Nov 1, 2009 9:19 AM by Matt Stafford
The Center for Disease Control has released the latest numbers. 19 deaths from H1N1 were reported in children last week alone - making it the deadliest week for kids since the outbreak started.
More than two-thirds of the deaths are in kids who have underlying health conditions. Experts emphasize all children considered high-risk need to seek attention right away if they feel sick.
In Pueblo today, hundreds lined up at the State Fair Event Center to get their vaccine.
Shots aren't fun, but 4,200 H1N1 vaccines were ready to go in Pueblo County Saturday morning, and the lines formed.
"My son is being treated for leukemia so he's got a compromised immune system," says Steve Martinez, who was waiting in line Saturday morning.
On top, the H1N1 frenzy is making things difficult.
"It's very scary," says Martinez. "Sometimes I even wonder if sending him to school is good."

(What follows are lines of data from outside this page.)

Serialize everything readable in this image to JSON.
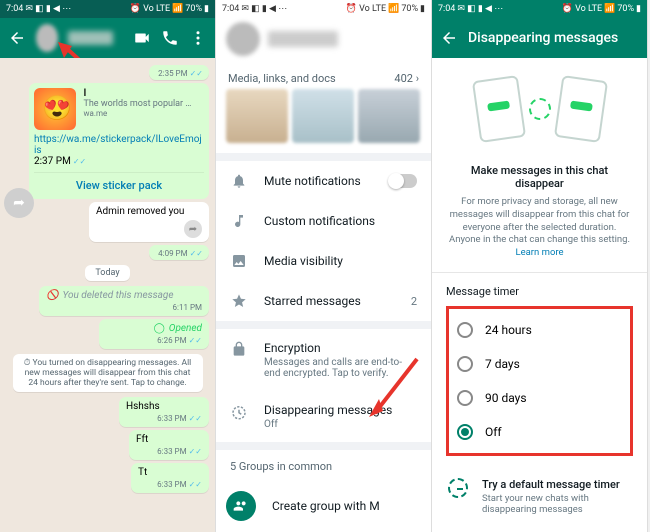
{
  "status": {
    "time": "7:04",
    "battery": "70%",
    "net": "Vo LTE"
  },
  "panel1": {
    "time_top": "2:35 PM",
    "sticker": {
      "title": "I",
      "desc": "The worlds most popular …",
      "domain": "wa.me",
      "link": "https://wa.me/stickerpack/ILoveEmojis",
      "time": "2:37 PM",
      "view": "View sticker pack"
    },
    "admin_removed": "Admin removed you",
    "t409": "4:09 PM",
    "today": "Today",
    "deleted": "You deleted this message",
    "t611": "6:11 PM",
    "opened": "Opened",
    "t626": "6:26 PM",
    "sys_dm": "⏱ You turned on disappearing messages. All new messages will disappear from this chat 24 hours after they're sent. Tap to change.",
    "m1": "Hshshs",
    "m1t": "6:33 PM",
    "m2": "Fft",
    "m2t": "6:33 PM",
    "m3": "Tt",
    "m3t": "6:33 PM"
  },
  "panel2": {
    "media_title": "Media, links, and docs",
    "media_count": "402 ›",
    "mute": "Mute notifications",
    "custom": "Custom notifications",
    "vis": "Media visibility",
    "starred": "Starred messages",
    "starred_count": "2",
    "enc": "Encryption",
    "enc_sub": "Messages and calls are end-to-end encrypted. Tap to verify.",
    "dm": "Disappearing messages",
    "dm_sub": "Off",
    "groups": "5 Groups in common",
    "create": "Create group with M"
  },
  "panel3": {
    "title": "Disappearing messages",
    "head": "Make messages in this chat disappear",
    "body": "For more privacy and storage, all new messages will disappear from this chat for everyone after the selected duration. Anyone in the chat can change this setting. ",
    "learn": "Learn more",
    "timer_label": "Message timer",
    "opts": [
      "24 hours",
      "7 days",
      "90 days",
      "Off"
    ],
    "try_title": "Try a default message timer",
    "try_sub": "Start your new chats with disappearing messages"
  }
}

The concern for his son has Martinez waiting in line, but some came for the children of others. Randy Ellis is a pediatric dentist and wants to keep his patients safe.
"I deal in the mouths of children every day so that's why I'm here," says Ellis.
Whatever the reason, the H1N1 vaccine has been strictly limited.
"This is what we want," says Chris Nevin-Woods, Public Health Director for Pueblo County. "We wish we had more vaccine, you know its coming in little drips and drabs."
Around 11 a.m., the health department opened up the vaccine to a larger group, anyone up to 24 years old, plus law enforcement, teachers and older people with health conditions. Targeted groups like pregnant women and children get priority. Many wish there was enough for everyone.
"The distribution isn't going as smoothly as we as we'd like it to, but in Pueblo, once we get it, we get it out," Nevin-Woods says.
It looks like the residents will happily accept.
Only 1,600 of the 4,200 vaccines were given out today. The rest will be distributed, most likely through another mass vaccination.
Pueblo health experts say right now the vaccine is being distributed through the larger clinics and hospitals. They say, as larger amounts of the vaccine come in they will begin getting them out to more health care providers.